[Dataset rows describing interfaces]
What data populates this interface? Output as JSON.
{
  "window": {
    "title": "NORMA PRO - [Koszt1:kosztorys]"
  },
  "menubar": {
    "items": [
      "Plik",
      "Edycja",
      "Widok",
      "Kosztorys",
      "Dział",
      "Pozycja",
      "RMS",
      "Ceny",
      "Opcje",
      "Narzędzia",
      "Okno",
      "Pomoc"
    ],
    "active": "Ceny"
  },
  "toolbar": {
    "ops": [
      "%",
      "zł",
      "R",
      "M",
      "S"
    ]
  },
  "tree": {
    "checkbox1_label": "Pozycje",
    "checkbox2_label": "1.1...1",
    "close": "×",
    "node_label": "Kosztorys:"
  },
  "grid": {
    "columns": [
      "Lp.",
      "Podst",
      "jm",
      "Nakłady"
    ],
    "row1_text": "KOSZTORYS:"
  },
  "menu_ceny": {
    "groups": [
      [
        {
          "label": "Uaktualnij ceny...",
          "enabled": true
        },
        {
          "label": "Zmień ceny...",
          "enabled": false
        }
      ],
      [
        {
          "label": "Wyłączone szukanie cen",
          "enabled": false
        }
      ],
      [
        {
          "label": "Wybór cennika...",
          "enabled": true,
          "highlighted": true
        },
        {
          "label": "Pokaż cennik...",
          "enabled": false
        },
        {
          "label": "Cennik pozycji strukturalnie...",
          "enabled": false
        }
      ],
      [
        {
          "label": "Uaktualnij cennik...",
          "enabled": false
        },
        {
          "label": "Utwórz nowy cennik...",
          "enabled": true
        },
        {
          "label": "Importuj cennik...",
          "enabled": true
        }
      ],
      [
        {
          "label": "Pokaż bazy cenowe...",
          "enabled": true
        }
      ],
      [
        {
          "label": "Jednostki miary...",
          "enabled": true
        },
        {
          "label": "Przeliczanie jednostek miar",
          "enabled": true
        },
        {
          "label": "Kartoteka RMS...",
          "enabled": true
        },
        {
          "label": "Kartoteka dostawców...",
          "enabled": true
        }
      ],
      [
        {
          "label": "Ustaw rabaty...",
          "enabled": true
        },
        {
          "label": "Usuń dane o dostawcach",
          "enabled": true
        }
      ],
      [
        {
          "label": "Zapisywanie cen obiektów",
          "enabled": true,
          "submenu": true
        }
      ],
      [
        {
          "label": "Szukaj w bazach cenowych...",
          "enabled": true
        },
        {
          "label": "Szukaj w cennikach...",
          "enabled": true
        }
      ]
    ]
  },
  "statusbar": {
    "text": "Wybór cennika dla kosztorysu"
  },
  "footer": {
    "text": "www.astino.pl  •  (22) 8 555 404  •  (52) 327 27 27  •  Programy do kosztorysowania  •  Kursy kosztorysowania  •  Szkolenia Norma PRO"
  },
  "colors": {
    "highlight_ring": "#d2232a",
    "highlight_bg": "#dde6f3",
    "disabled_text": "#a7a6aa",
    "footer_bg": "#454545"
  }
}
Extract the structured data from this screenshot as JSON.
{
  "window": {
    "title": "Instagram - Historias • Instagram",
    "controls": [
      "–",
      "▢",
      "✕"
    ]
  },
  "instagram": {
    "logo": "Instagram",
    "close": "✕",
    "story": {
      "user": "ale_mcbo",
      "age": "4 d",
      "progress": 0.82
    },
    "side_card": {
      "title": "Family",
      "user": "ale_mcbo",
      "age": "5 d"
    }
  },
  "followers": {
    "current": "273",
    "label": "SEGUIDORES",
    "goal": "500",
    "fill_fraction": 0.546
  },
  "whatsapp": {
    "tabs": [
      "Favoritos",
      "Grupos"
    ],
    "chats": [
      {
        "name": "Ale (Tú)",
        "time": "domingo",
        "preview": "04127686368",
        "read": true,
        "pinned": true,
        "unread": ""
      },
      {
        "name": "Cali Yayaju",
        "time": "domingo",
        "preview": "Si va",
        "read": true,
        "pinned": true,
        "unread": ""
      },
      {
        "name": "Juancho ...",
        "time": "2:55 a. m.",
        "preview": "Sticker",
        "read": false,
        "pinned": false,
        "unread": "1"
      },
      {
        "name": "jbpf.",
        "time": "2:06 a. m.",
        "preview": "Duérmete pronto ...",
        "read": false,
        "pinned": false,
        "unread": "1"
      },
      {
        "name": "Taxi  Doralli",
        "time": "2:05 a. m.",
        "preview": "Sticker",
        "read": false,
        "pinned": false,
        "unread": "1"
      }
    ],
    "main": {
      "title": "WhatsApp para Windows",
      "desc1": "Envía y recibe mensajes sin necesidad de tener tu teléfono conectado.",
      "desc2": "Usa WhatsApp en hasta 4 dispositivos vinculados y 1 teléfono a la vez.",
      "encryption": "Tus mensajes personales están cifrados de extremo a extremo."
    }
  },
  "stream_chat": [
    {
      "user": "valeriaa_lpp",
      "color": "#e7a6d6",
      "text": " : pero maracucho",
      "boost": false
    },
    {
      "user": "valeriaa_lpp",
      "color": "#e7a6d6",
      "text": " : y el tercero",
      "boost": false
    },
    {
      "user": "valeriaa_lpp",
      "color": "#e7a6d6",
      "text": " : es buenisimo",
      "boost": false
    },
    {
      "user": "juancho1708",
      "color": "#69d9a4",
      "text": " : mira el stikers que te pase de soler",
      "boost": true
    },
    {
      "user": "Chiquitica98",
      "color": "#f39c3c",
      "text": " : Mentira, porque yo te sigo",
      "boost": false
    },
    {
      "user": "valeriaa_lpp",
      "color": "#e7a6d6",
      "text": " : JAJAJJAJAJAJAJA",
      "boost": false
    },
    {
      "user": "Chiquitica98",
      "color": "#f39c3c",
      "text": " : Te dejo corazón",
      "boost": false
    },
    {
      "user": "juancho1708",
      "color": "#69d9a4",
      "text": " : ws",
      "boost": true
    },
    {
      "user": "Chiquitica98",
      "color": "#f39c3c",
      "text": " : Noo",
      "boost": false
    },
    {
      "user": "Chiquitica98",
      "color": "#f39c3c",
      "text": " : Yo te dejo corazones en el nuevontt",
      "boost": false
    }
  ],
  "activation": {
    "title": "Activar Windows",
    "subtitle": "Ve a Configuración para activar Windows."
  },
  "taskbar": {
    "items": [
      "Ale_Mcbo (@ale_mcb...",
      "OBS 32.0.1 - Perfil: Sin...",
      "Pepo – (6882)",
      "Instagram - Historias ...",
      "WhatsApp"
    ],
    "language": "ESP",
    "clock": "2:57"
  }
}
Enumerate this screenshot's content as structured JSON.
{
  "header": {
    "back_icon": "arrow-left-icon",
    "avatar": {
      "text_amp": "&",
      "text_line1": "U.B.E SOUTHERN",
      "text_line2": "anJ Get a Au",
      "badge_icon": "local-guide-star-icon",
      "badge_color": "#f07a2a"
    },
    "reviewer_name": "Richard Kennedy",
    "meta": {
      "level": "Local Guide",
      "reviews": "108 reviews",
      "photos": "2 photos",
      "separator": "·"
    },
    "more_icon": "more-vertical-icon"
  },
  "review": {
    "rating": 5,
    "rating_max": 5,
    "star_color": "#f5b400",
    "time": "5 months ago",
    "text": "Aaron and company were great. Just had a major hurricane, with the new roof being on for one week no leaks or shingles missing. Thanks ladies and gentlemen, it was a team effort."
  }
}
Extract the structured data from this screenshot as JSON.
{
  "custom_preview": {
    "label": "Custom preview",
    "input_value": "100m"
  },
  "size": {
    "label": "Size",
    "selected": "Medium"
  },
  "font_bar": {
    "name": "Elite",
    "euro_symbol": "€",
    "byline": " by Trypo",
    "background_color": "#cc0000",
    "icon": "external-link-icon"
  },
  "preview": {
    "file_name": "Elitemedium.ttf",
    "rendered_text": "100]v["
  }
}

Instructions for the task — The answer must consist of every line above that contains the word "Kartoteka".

Response area —
          "label": "Kartoteka RMS...",
          "label": "Kartoteka dostawców...",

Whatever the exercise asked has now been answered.